Fires in the Mirrorfelt like a 2-hour stroll through 90s New York and considering the premise of the show I’d call that a good thing. The one-person play by Anna Deavere Smith is a series of monologues collected from Smith’s interviews with real people and directed by Katrinah Carol Lewis who stared in another of Smith’s one-person plays (Twilight: Los Angeles, 1992 at TheatreLab in 2017.

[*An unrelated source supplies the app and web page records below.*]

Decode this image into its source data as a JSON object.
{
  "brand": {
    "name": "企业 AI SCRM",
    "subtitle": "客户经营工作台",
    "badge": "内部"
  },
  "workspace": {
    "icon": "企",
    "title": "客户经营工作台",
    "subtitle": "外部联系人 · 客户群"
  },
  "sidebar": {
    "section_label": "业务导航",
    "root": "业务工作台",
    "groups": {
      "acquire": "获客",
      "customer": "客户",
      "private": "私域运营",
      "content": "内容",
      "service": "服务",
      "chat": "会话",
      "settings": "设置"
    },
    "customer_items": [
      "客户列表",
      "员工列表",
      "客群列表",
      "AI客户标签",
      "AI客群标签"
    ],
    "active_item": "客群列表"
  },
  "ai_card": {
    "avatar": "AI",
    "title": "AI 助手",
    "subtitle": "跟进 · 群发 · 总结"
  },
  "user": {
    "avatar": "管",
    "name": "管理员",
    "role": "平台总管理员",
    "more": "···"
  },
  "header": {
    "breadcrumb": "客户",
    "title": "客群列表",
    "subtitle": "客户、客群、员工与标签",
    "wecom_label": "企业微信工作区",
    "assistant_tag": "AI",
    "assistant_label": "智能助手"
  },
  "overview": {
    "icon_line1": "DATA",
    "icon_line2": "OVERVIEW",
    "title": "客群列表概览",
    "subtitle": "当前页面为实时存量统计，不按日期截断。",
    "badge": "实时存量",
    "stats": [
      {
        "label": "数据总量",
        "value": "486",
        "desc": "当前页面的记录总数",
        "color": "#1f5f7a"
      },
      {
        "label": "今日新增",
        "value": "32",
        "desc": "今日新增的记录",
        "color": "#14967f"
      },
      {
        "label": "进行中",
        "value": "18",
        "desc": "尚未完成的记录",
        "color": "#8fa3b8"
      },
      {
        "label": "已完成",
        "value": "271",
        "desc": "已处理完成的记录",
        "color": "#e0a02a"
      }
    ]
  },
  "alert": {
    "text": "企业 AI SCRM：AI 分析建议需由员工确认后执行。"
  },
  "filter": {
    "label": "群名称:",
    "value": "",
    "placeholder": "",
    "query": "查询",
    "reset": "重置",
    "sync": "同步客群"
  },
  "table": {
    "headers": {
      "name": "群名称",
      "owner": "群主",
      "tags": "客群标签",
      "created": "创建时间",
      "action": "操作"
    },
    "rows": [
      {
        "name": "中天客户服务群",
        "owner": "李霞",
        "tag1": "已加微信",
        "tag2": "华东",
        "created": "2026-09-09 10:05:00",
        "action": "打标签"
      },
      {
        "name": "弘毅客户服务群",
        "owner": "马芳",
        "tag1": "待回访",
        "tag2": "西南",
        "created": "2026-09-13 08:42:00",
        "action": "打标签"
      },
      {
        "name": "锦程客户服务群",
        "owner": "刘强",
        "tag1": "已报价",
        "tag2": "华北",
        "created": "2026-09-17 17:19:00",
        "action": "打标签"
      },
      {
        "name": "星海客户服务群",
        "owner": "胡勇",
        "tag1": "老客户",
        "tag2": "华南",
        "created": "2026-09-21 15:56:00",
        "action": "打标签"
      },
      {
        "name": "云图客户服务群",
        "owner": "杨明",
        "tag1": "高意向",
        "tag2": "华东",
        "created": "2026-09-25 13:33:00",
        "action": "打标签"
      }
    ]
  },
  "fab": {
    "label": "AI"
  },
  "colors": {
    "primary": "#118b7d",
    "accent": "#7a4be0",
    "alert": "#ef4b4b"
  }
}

Fires in the Mirror tells the story of the Crown Heights Race Riots of 1991, the murder of Yankel Rosenbaum, and the car crash that started it all. It consists of 29 performed monologues taken verbatim from interviews with 26 subjects, some of whom were near or directly involved with the accident. In the first half of the play, we’re given context to the racial tensions roiling between the black and Hasidic residents of the Crown Heights neighborhood of Brooklyn, New York. This, unfortunately, is the weakest part of the play. Actor Jamar Jones puts his best efforts towards spinning an engaging and emotional story, but he is significantly hindered by the first act’s lack of focus and direction.

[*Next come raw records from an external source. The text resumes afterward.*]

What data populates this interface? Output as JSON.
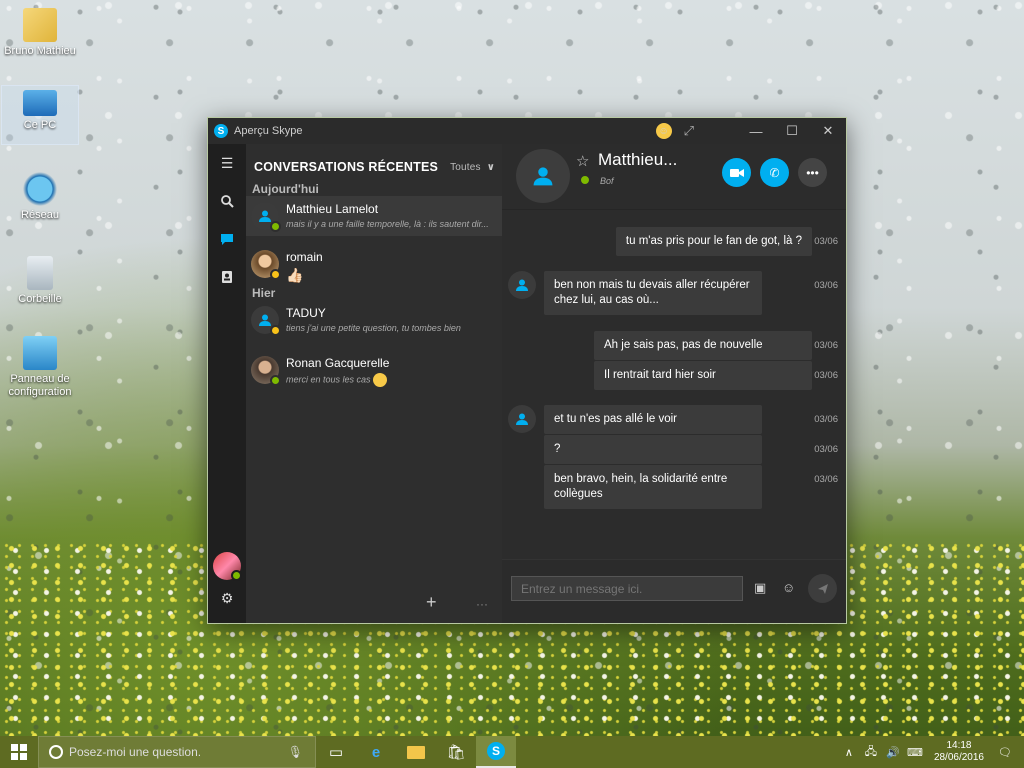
{
  "desktop": {
    "icons": [
      {
        "label": "Bruno Mathieu"
      },
      {
        "label": "Ce PC"
      },
      {
        "label": "Réseau"
      },
      {
        "label": "Corbeille"
      },
      {
        "label": "Panneau de configuration"
      }
    ]
  },
  "window": {
    "title": "Aperçu Skype",
    "minimize": "—",
    "maximize": "☐",
    "close": "✕"
  },
  "conversations": {
    "header": "CONVERSATIONS RÉCENTES",
    "filter": "Toutes",
    "sections": {
      "today": "Aujourd'hui",
      "yesterday": "Hier"
    },
    "items": [
      {
        "name": "Matthieu Lamelot",
        "preview": "mais il y a une faille temporelle, là : ils sautent dir...",
        "status": "online"
      },
      {
        "name": "romain",
        "preview": "👍🏻",
        "status": "away"
      },
      {
        "name": "TADUY",
        "preview": "tiens j'ai une petite question, tu tombes bien",
        "status": "away"
      },
      {
        "name": "Ronan Gacquerelle",
        "preview": "merci en tous les cas",
        "status": "online"
      }
    ]
  },
  "chat": {
    "contact_name": "Matthieu...",
    "mood": "Bof",
    "messages": [
      {
        "side": "out",
        "text": "tu m'as pris pour le fan de got, là ?",
        "time": "03/06"
      },
      {
        "side": "in",
        "text": "ben non mais tu devais aller récupérer chez lui, au cas où...",
        "time": "03/06"
      },
      {
        "side": "out",
        "text": "Ah je sais pas, pas de nouvelle",
        "time": "03/06"
      },
      {
        "side": "out",
        "text": "Il rentrait tard hier soir",
        "time": "03/06"
      },
      {
        "side": "in",
        "text": "et tu n'es pas allé le voir",
        "time": "03/06"
      },
      {
        "side": "in",
        "text": "?",
        "time": "03/06"
      },
      {
        "side": "in",
        "text": "ben bravo, hein, la solidarité entre collègues",
        "time": "03/06"
      }
    ],
    "composer_placeholder": "Entrez un message ici."
  },
  "taskbar": {
    "search_placeholder": "Posez-moi une question.",
    "time": "14:18",
    "date": "28/06/2016"
  },
  "colors": {
    "accent": "#00aff0",
    "online": "#7fba00",
    "away": "#f8c21a"
  }
}
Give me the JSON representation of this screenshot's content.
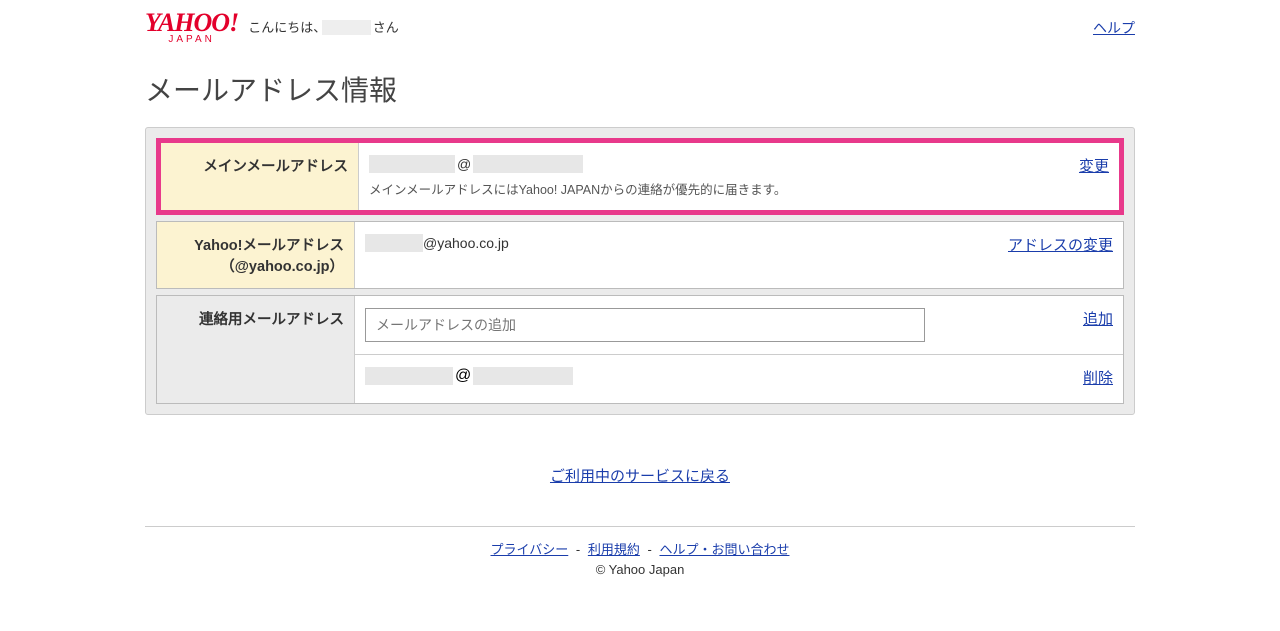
{
  "header": {
    "logo_main": "YAHOO!",
    "logo_sub": "JAPAN",
    "greeting_prefix": "こんにちは、",
    "greeting_suffix": "さん",
    "help_label": "ヘルプ"
  },
  "page_title": "メールアドレス情報",
  "main_email": {
    "label": "メインメールアドレス",
    "at": "@",
    "note": "メインメールアドレスにはYahoo! JAPANからの連絡が優先的に届きます。",
    "action": "変更"
  },
  "yahoo_email": {
    "label_line1": "Yahoo!メールアドレス",
    "label_line2": "（@yahoo.co.jp）",
    "domain": "@yahoo.co.jp",
    "action": "アドレスの変更"
  },
  "contact_email": {
    "label": "連絡用メールアドレス",
    "placeholder": "メールアドレスの追加",
    "add_action": "追加",
    "at": "@",
    "delete_action": "削除"
  },
  "back_link": "ご利用中のサービスに戻る",
  "footer": {
    "privacy": "プライバシー",
    "terms": "利用規約",
    "help": "ヘルプ・お問い合わせ",
    "sep": "-",
    "copyright": "© Yahoo Japan"
  }
}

Act One involves various Black and Jewish people discussing the matter of identity. As a separate component, Act One is a highly informative and intriguing take on culture, but in the context of a play sparked by a specific event, Act One feels like an hour-long non sequitur.

As the second act begins, we take a deep dive into the fatal collision that claimed Gavin Cato’s life and the retaliatory murder of Yankel Rosenbaum. Unlike its precursor, Act Two is much more engaging. As the story unfolds, we peer into the perspectives of the people closely involved with the incident. The final two monologues, those of Rosenbaum’s brother and Cato’s father, are the highlight of the evening.

Jamar Jones evokes a playful and committed approach to the characters                that never feels too distasteful and is truly lived in. His embodiment of the interviewees is breathtaking and thrilling to watch.               In terms of themes, Fires in the Mirroris very open-ended about what it wants you to take away. As the play progresses, it hammers home the idea of an incongruous truth or the sense that no one knows what really happened. At times one feels an underlying rhythm of monologues that alternately dip into each “side” of the story. There is the Black side, the Jewish side, and then there are the elements of the crash that are added, embellished, or omitted. While watching, I kept getting flashes of Akira Kurosawa’s Rashomon, in which four people take turns telling subjective or self-serving alternatives of the same story.

Anna Deavere Smith does a fantastic tightrope walk across the conflict and brings light to some of the more deep-seated racial issues in Crown Heights. The questions I kept asking myself was, “What is this play trying to say?” and “Who was right, who was wrong?” I agree with director Katrinah Carol Lewis; there is no winner or loser. This was a tragic accident and regardless of the fallout two lives were lost. That’s the “why” that needs examination.